BEGIN
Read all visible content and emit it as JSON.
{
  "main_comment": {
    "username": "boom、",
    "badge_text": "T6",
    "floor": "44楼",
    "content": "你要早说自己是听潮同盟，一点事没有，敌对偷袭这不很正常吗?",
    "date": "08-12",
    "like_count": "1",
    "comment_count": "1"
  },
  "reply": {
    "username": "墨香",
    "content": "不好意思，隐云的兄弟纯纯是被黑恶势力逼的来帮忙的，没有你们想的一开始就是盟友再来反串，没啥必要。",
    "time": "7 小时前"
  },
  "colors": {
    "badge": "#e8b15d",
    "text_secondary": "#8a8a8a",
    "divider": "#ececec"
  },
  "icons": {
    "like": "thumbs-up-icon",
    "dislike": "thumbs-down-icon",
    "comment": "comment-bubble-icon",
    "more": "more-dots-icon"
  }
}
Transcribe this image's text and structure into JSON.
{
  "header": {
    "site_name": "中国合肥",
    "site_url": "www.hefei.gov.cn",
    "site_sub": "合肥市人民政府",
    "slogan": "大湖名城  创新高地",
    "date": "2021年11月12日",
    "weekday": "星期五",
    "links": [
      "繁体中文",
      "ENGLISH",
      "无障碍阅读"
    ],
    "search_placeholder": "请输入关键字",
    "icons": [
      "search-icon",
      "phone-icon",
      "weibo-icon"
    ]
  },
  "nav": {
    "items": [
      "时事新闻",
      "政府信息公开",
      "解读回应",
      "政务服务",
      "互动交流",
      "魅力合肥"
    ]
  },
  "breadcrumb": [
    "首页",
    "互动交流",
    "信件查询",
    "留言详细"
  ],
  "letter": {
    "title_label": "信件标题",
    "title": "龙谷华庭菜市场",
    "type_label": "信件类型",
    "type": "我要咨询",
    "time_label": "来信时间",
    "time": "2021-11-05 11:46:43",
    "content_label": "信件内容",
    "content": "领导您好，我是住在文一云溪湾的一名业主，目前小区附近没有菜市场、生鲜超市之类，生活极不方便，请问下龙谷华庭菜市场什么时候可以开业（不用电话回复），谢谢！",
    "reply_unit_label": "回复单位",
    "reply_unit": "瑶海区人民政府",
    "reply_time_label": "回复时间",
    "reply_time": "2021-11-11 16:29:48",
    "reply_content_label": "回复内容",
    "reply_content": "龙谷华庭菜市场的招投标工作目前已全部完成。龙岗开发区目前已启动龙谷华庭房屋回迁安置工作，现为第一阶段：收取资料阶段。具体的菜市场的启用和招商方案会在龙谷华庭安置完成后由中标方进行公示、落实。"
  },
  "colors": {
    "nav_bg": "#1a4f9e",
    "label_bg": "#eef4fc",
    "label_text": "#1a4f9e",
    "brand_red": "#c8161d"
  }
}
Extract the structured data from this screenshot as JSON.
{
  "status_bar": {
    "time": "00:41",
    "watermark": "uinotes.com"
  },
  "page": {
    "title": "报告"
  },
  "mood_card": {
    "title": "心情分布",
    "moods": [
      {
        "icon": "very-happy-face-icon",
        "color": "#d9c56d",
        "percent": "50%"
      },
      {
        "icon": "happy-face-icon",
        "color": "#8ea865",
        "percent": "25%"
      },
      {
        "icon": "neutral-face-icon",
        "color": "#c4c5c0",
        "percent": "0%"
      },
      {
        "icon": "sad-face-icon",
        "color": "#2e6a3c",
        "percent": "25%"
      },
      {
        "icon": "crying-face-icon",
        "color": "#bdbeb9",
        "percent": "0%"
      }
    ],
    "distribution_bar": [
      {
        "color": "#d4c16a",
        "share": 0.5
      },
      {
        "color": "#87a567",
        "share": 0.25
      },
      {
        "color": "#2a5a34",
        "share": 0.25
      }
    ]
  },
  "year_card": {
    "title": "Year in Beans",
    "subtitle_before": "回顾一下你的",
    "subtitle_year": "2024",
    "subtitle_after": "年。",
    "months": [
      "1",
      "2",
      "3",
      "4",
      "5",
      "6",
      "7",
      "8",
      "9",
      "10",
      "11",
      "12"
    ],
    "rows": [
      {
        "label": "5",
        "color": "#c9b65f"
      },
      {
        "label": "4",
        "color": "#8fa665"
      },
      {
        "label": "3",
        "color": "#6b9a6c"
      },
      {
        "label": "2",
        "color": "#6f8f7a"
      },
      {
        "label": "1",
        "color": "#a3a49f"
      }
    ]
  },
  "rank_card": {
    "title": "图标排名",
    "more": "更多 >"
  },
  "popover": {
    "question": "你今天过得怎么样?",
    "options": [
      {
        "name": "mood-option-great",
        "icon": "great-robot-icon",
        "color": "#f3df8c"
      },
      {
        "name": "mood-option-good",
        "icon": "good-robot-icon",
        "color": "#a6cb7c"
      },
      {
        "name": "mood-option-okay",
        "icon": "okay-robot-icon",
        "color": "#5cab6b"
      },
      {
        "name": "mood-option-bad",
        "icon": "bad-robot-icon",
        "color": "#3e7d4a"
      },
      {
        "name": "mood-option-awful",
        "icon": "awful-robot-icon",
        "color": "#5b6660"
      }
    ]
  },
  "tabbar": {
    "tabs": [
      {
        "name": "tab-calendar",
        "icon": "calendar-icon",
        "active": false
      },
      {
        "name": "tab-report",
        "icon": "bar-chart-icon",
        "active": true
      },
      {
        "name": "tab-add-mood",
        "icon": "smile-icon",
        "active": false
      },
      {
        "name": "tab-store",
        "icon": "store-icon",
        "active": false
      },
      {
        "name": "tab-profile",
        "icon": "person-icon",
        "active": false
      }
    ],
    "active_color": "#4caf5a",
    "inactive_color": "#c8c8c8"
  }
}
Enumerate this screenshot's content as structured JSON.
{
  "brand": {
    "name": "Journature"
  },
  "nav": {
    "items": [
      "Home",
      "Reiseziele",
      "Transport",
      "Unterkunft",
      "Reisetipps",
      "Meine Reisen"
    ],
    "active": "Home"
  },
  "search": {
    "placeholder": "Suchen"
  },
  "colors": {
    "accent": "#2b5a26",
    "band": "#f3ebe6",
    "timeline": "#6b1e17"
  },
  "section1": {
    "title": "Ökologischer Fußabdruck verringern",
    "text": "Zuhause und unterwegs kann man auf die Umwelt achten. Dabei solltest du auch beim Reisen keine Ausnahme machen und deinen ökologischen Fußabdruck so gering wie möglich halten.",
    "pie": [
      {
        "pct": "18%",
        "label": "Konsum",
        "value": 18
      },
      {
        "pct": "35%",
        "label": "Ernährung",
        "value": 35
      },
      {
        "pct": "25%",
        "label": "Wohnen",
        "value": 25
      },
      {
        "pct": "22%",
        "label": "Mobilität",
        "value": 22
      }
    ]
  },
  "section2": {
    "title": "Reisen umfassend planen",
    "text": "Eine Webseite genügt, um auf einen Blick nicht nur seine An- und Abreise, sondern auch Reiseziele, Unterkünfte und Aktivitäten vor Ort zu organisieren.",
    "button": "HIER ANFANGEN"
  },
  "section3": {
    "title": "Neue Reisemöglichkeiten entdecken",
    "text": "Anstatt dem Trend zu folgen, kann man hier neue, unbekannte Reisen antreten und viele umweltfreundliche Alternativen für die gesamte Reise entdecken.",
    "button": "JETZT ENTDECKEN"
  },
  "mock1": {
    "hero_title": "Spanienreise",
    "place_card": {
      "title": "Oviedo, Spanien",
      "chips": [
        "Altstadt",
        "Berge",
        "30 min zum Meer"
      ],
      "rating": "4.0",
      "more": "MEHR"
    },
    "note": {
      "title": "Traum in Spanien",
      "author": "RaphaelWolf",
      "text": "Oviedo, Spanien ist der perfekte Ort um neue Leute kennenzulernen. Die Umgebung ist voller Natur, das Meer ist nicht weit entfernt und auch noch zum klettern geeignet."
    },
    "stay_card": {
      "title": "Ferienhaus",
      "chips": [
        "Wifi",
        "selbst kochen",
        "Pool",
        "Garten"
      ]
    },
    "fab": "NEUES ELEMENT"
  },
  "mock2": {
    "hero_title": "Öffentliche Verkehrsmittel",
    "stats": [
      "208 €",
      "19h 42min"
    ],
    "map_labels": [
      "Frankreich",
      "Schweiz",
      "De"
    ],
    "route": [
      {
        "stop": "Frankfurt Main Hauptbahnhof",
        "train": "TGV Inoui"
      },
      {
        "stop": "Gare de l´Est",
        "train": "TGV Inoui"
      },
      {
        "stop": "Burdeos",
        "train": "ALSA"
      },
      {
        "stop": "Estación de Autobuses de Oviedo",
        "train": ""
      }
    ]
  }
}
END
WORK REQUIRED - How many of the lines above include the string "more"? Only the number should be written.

FINAL ANSWER - 3